Slimvolume was founded to allow contributors to expand their practice within a collaborative context, and to date it has involved commissions by over 150 artists. Although Hunt is the strategist, publisher and distributor of the project, it is because of his multifarious roles – rather than in spite of them – that he can be considered an artist of the most contemporary kind. Echoing Boris Groys' description of the role of the contemporary artist – as simultaneously the analyst, critic and receiver of artwork – Hunt's mutable positions refl ect the heterogeneous production and presentation of art today.

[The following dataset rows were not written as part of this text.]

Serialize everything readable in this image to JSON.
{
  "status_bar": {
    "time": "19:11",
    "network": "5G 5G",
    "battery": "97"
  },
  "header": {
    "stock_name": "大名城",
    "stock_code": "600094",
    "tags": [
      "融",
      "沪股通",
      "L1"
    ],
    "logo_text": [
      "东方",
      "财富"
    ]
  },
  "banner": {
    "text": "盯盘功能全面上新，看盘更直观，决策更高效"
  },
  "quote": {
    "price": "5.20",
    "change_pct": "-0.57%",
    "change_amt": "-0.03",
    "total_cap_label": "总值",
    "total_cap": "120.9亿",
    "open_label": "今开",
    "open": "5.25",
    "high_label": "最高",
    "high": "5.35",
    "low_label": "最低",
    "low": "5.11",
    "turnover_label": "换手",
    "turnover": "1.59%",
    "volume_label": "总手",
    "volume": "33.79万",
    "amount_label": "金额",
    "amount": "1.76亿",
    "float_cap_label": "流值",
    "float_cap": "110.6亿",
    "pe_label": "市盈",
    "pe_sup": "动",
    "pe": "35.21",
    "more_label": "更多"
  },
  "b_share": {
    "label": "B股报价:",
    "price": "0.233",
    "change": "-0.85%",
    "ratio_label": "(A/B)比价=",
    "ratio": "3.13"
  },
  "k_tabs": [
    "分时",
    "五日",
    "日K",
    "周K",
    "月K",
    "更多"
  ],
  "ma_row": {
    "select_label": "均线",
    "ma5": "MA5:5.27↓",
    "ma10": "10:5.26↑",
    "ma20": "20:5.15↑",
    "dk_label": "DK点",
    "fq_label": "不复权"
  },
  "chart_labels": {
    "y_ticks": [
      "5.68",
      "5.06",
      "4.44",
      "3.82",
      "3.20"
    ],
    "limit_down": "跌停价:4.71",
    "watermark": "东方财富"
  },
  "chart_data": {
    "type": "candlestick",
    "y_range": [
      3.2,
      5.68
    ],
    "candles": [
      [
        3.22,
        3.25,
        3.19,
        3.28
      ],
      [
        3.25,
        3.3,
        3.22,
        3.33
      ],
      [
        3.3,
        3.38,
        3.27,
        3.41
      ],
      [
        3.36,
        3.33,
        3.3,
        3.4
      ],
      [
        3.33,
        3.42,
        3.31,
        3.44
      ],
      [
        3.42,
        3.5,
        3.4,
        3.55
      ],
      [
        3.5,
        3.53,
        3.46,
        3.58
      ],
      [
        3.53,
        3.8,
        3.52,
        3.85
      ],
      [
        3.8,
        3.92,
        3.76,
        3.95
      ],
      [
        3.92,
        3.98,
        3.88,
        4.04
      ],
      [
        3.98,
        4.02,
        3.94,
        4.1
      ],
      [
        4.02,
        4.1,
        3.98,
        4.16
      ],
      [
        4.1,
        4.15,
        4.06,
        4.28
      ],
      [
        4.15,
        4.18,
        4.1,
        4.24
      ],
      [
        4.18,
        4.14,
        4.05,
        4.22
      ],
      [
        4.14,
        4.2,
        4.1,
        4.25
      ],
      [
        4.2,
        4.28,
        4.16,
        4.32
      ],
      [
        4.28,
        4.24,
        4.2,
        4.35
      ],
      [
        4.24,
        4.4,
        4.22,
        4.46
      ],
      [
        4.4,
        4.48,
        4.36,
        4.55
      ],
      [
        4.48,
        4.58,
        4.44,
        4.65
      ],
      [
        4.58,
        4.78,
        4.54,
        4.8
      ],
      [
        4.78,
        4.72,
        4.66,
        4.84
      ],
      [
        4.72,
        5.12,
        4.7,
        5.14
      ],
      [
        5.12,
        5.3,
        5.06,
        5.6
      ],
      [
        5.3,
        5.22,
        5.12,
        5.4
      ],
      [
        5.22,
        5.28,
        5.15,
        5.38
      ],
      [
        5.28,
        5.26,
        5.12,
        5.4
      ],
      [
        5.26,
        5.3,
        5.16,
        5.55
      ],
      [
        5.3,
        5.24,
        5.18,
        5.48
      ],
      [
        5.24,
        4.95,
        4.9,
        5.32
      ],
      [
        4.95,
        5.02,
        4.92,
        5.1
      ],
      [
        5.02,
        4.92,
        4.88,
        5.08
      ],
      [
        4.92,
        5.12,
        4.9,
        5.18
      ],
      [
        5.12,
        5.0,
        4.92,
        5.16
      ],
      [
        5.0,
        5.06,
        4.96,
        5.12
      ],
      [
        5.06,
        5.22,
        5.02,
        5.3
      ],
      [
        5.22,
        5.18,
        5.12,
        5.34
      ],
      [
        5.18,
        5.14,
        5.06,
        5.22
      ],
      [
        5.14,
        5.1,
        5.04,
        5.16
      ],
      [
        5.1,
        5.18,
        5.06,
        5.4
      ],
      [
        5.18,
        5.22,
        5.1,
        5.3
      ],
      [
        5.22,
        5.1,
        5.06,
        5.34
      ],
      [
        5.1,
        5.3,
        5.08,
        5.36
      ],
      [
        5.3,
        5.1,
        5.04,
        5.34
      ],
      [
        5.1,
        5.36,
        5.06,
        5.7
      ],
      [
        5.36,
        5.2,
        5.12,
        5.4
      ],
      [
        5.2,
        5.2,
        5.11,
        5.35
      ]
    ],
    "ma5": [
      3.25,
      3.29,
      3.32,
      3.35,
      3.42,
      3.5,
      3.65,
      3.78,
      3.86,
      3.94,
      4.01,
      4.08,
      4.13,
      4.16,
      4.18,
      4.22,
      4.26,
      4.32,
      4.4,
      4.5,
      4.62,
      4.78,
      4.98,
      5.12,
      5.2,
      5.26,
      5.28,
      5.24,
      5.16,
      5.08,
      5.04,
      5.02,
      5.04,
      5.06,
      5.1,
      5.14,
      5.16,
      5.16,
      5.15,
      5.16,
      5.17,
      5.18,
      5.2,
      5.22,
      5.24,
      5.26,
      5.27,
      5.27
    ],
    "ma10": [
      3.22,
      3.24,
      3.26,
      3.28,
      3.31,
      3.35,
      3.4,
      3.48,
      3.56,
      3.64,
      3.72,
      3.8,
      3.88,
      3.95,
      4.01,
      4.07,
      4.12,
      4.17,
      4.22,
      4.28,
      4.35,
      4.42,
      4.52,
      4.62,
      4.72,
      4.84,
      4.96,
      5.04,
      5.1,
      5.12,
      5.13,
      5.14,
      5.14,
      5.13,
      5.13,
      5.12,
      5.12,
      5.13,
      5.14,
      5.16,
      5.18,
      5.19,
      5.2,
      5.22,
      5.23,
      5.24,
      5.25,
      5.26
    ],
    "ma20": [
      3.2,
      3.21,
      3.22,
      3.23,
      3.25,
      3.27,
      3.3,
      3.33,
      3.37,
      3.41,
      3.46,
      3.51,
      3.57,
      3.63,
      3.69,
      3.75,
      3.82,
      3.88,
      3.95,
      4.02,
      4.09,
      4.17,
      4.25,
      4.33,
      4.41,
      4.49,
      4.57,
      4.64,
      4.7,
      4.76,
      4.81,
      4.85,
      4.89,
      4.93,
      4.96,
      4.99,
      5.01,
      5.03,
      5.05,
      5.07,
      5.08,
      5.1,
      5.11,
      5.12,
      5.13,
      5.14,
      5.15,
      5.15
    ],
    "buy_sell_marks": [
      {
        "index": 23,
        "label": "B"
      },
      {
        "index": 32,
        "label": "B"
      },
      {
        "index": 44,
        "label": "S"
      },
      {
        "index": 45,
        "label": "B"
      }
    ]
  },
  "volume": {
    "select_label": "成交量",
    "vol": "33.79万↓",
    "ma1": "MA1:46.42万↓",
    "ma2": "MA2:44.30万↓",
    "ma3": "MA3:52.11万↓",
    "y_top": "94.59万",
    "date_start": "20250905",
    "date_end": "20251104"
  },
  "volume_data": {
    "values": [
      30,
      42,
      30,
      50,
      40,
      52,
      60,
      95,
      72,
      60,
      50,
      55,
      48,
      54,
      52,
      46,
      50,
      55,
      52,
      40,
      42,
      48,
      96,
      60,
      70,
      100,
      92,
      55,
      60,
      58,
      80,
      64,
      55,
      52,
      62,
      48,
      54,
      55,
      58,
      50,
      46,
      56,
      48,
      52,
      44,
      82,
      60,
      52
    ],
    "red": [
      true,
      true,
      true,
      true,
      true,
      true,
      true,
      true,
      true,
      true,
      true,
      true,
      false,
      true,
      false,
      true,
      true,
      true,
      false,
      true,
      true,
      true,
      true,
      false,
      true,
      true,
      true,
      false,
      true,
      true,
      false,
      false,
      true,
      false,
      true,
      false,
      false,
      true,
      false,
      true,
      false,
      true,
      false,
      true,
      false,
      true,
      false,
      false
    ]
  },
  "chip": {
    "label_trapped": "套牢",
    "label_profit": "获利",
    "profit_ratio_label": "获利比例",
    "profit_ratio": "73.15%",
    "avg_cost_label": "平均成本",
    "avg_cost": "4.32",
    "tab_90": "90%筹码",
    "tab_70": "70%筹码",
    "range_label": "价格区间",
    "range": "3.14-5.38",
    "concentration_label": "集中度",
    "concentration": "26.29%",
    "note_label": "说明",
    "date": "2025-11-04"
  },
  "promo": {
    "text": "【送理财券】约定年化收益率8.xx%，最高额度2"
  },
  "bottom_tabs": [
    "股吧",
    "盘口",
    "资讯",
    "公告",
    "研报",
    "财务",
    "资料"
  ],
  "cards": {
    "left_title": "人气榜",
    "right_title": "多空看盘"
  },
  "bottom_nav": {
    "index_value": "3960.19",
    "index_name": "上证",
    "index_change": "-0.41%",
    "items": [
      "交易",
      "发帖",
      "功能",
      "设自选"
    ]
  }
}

For Nought to Sixty Hunt is creating a weekend event (on 12 and 13 July) that includes the work of Jonty Lees, Alastair MacKinven, and Erik Blinderman and Michael Eddy, amalgamating these artists' diverse concerns into an investigation into the nature of performance. The event takes place both inside and outside the ICA, placing an emphasis not only on action but on the deferral of action via photographic and video documentation, installation and text. Hunt and Lees are holding the inaugural meeting of the Artists' Cycling Club, while MacKinven, Eddy and Blinderman are staging a series of displaced performance activites, built up over the 48-hour period. Together, the activities question a number of issues related to performance – including its live/unique attributes, its sites of occurrence and its modes of reception – as well as the role of live events within projects such as Nought to Sixty.